Batman may be one of the few international children's franchises older even than Lego. The Caped Crusader first appeared in Detective Comics #27 back in 1939 – exactly a decade before Christiansen began producing his first Automatic Binding Bricks. Ironically, the now-iconic design was modelled on an earlier range of Self-Locking Bricks from British firm Kiddicraft (Lego would eventually acquire the rights to Kiddicraft in 1981).

The Lego brick as we know it today – in shape, size, and locking mechanism – was debuted in January 1958 by Christiansen’s son, Godtfred, a moment which would change the look of playtime for millions of families for years to come.

A little more than a decade later there was the introduction of Duplo, a system of larger locking blocks aimed at younger children who might struggle with the precision of Lego – or shallow those smaller pieces. The Duplo range also had the uncanny effect of hooking a younger bracket of children into the Lego universe, ensuring the brand’s longevity through passing generations.

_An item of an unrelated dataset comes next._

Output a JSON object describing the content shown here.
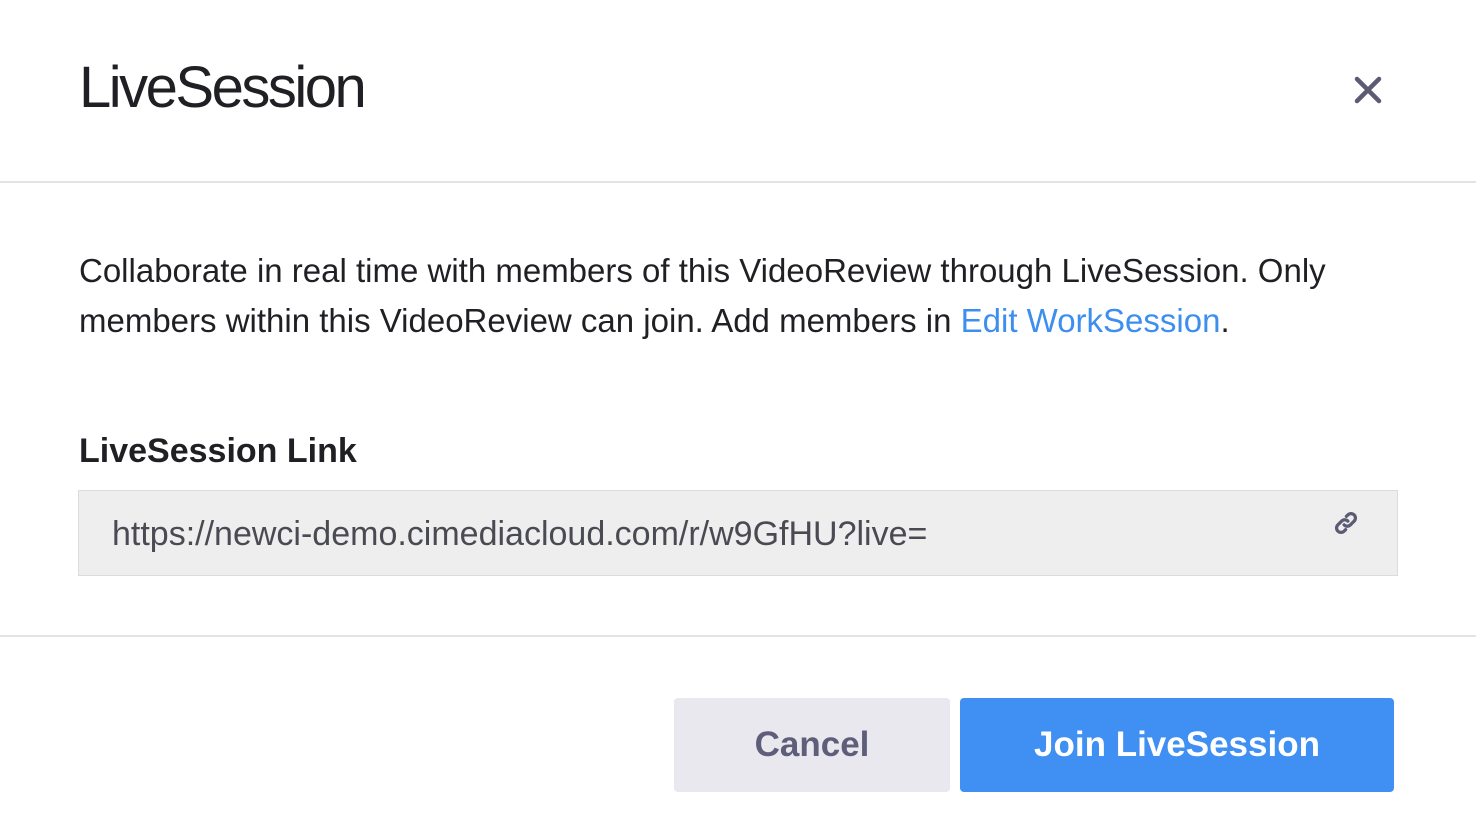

The entrepreneurial inventors’ next move was to increase its reach to an older demographic. In 1977 came the launch of Lego Technic, a more advanced system complete with rotating gears, marketed to a mature, conscientious audience, which would ensure Lego lovers would keep building into their teens.

However, the most significant breakthrough perhaps came a year later with the creation of Lego people. By offering the Lego world a human face – allowing children to make houses for people to live in and jets for them to fly – it paved the way for a whole new kind of play. Of course you could still build, but once a world was built, your characters could live in it, to.

Without these now-iconic figurines Lego's various popular themed universes – such as space, pirates, vikings and Wild West would not be possible – and the tracks were laid all the way to lucrative Star Wars and Batman ranges to come.


Star Wars lego toys at the Lego store in Abu Dhabi. Mona Al Marzooqi / The National

These ranges in turn set the tone of an increasing market for spectacular one-off kits, which would be bought, built once, and displayed like a monument – therefore requiring ever-more Lego to be bought – and ever-grander kits to be invented.

These innovations and smart brand partnerships – as well as expanding into different virtual and physical mediums – have each played a vital role in keeping Lego relevant with ever-changing generations of children.

However. the things Lego has kept the same should not be overlooked. A brick bought at Legoland Dubai today will fit snugly into one acquired back in 1958 – a fact more unimaginable to parents than their children. When adults buy Lego and encourage loved ones to play with it, many are subconsciously embracing their own childhood, spent toiling over the bricks. By playing with Lego you embrace both possibility and the past, tapping into an intergenerational tradition that has proved immune to trend.

As I learnt this summer when I visited my brother’s home, and found his two sons bent, seriously, over several plastic toolboxes. Inside, each was divided neatly into walled compartments, each compartment containing dozens of tiny Lego pieces carefully sorted by type – exactly as I’d left them, two decades earlier.